  2. Create a master plan. Once a basic picture emerges of how the facilities are performing, a plan can be put in place to establish energy policy, realistic goals and targets, and key performance indicators.
  3. Building assessment. With a plan in place and agreed upon by all stakeholders, it can thus move forward. Building assessments bring to light action items with the best financial outcomes.
  4. Implement action items. Energy conservation measures (ECMs) gleaned from the assessments should now be ranked and implemented according to the master plan.
  5. Measure results. After implementation, it’s time to measure success. Determine how well the energy conservation measures that were put in place worked to save energy.
  6. Reassess improved position. Unless the original plan specified solutions to all deficiencies, there probably is still some work left to be done. Review where the facility is after upgrades and where the improvements left you relative to your goals. Then, go back to the plan, revise as necessary and begin the next phase of energy efficiency measures.
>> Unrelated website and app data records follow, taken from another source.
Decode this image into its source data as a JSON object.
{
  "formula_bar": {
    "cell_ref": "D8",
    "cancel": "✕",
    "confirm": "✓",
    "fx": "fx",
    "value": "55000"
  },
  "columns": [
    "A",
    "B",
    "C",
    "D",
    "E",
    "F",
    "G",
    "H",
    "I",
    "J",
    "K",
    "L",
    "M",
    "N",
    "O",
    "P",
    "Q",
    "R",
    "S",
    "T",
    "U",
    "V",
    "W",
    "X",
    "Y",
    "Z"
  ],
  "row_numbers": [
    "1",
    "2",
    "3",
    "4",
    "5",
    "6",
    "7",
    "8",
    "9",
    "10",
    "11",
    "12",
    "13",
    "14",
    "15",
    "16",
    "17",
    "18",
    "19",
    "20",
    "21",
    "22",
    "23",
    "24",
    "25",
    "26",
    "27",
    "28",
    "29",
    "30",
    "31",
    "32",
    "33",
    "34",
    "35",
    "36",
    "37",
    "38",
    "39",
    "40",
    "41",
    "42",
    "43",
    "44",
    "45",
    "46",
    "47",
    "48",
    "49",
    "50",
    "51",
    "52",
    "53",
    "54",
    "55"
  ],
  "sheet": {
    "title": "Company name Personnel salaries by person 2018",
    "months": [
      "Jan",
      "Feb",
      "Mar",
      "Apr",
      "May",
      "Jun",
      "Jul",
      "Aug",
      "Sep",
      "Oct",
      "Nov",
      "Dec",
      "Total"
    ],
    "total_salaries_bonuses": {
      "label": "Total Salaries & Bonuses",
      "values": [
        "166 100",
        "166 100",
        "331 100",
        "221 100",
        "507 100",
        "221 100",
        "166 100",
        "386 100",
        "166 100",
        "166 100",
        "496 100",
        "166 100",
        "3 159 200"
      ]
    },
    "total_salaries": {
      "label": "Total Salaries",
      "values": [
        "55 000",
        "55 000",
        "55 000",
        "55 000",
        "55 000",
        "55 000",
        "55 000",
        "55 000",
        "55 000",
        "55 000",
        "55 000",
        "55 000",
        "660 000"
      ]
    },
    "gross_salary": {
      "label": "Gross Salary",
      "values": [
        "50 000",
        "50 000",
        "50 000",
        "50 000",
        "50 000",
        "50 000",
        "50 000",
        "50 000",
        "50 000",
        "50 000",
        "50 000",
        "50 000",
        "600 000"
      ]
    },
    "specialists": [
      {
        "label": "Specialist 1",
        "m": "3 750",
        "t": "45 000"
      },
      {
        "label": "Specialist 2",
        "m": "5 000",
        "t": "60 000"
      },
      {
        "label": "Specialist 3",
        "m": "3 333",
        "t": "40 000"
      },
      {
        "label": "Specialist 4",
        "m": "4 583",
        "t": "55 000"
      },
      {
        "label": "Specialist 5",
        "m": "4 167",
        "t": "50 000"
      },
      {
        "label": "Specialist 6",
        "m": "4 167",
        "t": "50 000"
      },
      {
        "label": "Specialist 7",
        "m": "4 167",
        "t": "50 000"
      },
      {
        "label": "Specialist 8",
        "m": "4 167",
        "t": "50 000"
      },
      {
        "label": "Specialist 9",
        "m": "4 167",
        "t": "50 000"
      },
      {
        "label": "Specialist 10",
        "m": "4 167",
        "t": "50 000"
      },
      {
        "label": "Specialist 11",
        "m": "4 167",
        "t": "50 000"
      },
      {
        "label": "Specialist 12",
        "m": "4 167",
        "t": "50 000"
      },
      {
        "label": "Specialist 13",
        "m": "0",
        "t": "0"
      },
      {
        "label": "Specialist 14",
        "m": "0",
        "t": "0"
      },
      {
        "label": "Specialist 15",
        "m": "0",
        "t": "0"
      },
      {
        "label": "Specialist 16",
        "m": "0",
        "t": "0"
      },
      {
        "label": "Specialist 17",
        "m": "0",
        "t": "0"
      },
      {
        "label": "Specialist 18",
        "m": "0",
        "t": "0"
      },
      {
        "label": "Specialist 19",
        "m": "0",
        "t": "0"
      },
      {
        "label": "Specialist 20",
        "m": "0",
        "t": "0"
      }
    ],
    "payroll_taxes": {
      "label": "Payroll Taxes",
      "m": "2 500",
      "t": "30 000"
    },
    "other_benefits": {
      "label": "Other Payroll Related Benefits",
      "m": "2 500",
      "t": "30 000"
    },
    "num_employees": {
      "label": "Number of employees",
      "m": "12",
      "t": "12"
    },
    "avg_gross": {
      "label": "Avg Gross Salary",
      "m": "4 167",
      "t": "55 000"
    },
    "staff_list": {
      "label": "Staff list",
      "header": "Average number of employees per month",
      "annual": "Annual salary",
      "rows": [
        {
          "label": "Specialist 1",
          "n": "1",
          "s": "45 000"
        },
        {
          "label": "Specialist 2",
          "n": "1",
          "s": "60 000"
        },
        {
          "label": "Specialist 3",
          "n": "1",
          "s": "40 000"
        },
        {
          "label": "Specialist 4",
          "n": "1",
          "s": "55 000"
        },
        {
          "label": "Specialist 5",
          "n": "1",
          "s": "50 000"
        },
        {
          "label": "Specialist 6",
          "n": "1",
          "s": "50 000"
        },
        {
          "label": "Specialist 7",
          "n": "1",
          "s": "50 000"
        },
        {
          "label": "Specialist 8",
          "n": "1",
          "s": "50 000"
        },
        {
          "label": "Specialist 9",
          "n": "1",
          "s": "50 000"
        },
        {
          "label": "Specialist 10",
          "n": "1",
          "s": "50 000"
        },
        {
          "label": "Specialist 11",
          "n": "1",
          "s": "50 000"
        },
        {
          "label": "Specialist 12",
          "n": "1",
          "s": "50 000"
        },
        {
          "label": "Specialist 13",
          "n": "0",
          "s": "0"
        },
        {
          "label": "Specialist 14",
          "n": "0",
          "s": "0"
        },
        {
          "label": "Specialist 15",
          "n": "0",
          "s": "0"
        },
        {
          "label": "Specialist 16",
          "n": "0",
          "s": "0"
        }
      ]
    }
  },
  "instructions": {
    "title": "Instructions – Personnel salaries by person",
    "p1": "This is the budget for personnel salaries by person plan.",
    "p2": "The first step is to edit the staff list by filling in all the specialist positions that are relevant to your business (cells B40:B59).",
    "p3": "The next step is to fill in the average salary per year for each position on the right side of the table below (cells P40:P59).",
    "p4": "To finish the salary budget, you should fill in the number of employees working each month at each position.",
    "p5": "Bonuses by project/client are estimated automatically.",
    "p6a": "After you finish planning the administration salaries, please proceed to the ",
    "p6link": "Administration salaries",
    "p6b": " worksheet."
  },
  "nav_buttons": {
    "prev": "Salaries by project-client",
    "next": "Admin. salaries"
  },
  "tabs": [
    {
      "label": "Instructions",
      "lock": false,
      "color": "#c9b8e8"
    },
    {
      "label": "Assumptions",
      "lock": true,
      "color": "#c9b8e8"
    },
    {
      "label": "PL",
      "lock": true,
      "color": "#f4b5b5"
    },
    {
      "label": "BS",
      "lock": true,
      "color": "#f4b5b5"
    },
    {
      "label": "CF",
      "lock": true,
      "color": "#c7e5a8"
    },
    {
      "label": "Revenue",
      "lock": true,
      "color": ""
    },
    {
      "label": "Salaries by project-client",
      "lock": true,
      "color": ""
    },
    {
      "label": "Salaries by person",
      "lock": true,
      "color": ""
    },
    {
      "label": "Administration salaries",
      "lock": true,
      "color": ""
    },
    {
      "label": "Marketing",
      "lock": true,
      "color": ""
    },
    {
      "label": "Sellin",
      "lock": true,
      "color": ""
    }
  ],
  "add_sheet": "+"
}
Putting It in Practice

The Ritz-Carlton Hotel Co. followed this plan with outstanding results. Several years ago, Ritz-Carlton management decided that even a super luxury hotel chain could rein in its ever-expanding energy budget. They had already benchmarked each property’s energy use, but they had never gotten serious about doing anything aside from small one-off projects. So, they sat down and came up with a plan that set a goal of 9 percent energy savings over a three-year period.

The plan would lead to energy assessments of all 32 North American properties, resulting in 790 potential energy conservation measures (ECMs) of which 433 were implemented. Then, Ritz-Carlton began measuring their results. Over the life of the three-year program, they achieved a 13 percent energy reduction and saved over $11 million in energy costs.

All told, this strategy and execution is nothing more than Energy Management 101. The process works and you can apply it today for remarkable long-term benefits.

About the Author

Jim Gieselman is an expert in HVAC systems and delivers innovative energy reduction opportunities for hospitality clients through targeted energy assessments, retro-commissioning services, and energy management. His broad experience over 40 plus years enables him to understand the intricacies of hotel HVAC and lighting system operations—because understanding is the key to delivering true energy opportunities to hotel clients. His areas of expertise center on his systems knowledge of hotel infrastructure, especially HVAC, and how it should operate. Through building energy assessments (audits) and retro-commissioning Gieselman identifies and quantifies energy inefficiencies and delivers practical solutions. Gieselman is a consultant with Cayuga Hospitality Consultants.